The fact that you have been involved in a motor vehicle collision can be a traumatic experience. Cases involving high impact collisions typically involve very serious injuries to the parties involved and the details of the accident are often not remembered. However, your insurance company will want to recount the details of the collision in order to determine liability (fault) and damages. There are different types of motor vehicle collisions, and knowing what type of collision you were involved in will better serve your memory and help move your claim along as swiftly as possible.
REAR IMPACT COLLISION
Rear-impact collision, often referred to as being “rear-ended”, happens when one car strikes the car in front of it from behind. The most common cause of rear-impact collision is failure to leave proper stopping distance between cars. Insurance companies will almost always place fault upon the driver of the car that rear-ends the other. For this reason, and for the safety of yourself and others on the roadway, a driver should always leave proper stopping distance between cars.
SIDE IMPACT COLLISION
A side-impact collision occurs where one car hits the side of another. This often happens as one vehicle is attempting to merge into another vehicle’s lane of travel or by a driver negligently running a stop signal, resulting in a “T-bone” collision. Severity of the collision varies based on the model of the vehicles involved, the speed of the vehicles, and the safety features present. Modern vehicles have safety measures in place to help reduce injuries of side-impact collisions including: side-impact airbags and crumple zones that minimize the kinetic energy that is felt by the passengers of the vehicle.
Head-on collisions occur when the front of a vehicle strikes another vehicle or a stationary object. Head-on collisions are particularly dangerous because they often happen at high rates of speed and are frequently caused when a driver falls asleep behind the wheel or is intoxicated, causing them to drift into the opposing lane of travel. Many states have taken preventative measures for minimizing the frequency of head-on collisions by implementing median barriers that act to prevent a vehicle from entering the opposing lane of travel, especially on the interstate highway system.
A rollover is when a vehicle flips over onto either its side or the roof. The main cause of rollovers is turning sharply at a high rate of speed, especially if a person is traveling in a SUV. As a vehicle rounds a curve, centripetal force, centrifugal force, and gravity combine to keep the vehicle grounded. When the centripetal force and centrifugal force are enough to overcome the force of gravity, the vehicle can flip. Another type of rollover can occur when a vehicle is sliding sideways. When the tires hit an object, such as a street curb, the increase in lateral force will cause the vehicle to roll. In an effort to prevent rollovers, many car manufacturers have reduced the steering wheel capability in taller vehicles.

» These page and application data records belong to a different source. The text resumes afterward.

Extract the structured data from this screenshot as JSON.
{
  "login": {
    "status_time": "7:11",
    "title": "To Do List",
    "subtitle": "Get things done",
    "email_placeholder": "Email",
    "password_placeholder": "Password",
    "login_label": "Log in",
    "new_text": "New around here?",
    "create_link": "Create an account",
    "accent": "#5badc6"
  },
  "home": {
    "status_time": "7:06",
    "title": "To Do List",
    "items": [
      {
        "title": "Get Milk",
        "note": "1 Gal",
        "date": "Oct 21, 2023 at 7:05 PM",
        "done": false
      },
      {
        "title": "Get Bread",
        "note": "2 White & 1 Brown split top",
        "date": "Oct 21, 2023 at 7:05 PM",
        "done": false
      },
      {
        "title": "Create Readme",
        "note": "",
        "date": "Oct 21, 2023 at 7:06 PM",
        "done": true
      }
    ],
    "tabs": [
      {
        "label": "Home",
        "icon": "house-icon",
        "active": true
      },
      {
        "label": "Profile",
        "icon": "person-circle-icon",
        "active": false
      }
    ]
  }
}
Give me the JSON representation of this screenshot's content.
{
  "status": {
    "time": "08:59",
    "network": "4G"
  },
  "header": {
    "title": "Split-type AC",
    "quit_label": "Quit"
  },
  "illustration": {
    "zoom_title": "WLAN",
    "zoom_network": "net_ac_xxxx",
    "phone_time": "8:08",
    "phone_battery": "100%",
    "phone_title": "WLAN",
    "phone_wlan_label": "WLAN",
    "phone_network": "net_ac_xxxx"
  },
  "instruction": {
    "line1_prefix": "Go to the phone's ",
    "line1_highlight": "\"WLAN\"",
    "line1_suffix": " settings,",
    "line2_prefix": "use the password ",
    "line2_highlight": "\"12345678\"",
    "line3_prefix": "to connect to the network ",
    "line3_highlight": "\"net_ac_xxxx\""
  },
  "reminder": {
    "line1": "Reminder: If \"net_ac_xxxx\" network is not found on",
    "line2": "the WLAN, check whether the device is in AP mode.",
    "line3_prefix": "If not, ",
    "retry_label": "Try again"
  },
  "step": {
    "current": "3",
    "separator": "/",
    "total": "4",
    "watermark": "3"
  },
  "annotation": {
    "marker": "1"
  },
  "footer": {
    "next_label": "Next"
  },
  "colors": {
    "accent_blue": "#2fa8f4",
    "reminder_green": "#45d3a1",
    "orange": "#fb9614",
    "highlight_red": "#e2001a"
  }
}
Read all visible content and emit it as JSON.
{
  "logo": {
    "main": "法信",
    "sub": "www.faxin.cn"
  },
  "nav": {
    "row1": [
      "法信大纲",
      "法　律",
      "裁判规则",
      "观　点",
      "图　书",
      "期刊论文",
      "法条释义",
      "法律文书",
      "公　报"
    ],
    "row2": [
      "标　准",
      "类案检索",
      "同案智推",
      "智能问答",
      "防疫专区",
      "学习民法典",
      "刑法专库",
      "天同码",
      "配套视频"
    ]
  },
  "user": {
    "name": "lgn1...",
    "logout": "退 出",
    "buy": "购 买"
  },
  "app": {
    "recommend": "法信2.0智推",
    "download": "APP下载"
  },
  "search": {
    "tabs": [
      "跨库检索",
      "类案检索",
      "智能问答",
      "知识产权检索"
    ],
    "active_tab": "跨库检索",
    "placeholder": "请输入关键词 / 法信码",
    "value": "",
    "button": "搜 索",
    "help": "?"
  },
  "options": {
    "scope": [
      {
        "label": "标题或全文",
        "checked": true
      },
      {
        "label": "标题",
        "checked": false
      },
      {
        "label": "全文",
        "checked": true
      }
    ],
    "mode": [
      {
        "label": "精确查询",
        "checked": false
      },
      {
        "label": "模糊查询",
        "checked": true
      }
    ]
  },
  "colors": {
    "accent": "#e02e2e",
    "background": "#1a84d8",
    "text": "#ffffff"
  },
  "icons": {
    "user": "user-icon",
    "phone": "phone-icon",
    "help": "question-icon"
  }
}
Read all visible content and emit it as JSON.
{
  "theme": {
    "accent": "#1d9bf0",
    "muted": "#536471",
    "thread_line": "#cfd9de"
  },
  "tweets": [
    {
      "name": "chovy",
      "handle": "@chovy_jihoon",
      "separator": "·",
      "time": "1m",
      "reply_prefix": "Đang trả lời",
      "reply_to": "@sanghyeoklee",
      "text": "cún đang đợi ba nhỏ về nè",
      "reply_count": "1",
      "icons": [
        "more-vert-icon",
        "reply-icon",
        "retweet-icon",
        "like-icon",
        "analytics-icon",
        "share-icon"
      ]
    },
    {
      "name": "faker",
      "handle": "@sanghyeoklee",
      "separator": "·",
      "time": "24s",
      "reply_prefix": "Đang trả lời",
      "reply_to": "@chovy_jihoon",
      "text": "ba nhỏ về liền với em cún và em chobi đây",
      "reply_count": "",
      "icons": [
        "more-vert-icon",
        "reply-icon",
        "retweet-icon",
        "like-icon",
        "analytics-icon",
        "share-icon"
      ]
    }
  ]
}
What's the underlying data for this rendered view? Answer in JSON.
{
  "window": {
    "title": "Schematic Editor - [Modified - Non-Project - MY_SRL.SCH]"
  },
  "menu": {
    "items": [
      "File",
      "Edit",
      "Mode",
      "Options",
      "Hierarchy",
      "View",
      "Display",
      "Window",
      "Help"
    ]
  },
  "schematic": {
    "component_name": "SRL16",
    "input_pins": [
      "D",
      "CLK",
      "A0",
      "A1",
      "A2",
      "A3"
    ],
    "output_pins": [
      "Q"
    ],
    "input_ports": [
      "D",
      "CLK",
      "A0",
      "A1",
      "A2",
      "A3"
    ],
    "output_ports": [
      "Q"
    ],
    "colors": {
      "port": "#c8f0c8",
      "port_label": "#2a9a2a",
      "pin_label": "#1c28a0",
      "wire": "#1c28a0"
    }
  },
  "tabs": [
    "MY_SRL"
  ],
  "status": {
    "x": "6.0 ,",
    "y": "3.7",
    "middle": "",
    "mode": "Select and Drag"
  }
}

Runoffs are simply where a vehicle runs off the road, often striking a stationary object such as a guard rail or median divider. If a vehicle does strike a fixed object, resultant injuries are likely. This type of accident frequently occurs because the driver is distracted, tired, or not paying proper attention. The advancements made in cellular phone technology, while allowing us to stay continually connected others, serves to also distract our attention while driving. A simple way to avoid this type of collision is to not answer phone calls or text messages while driving.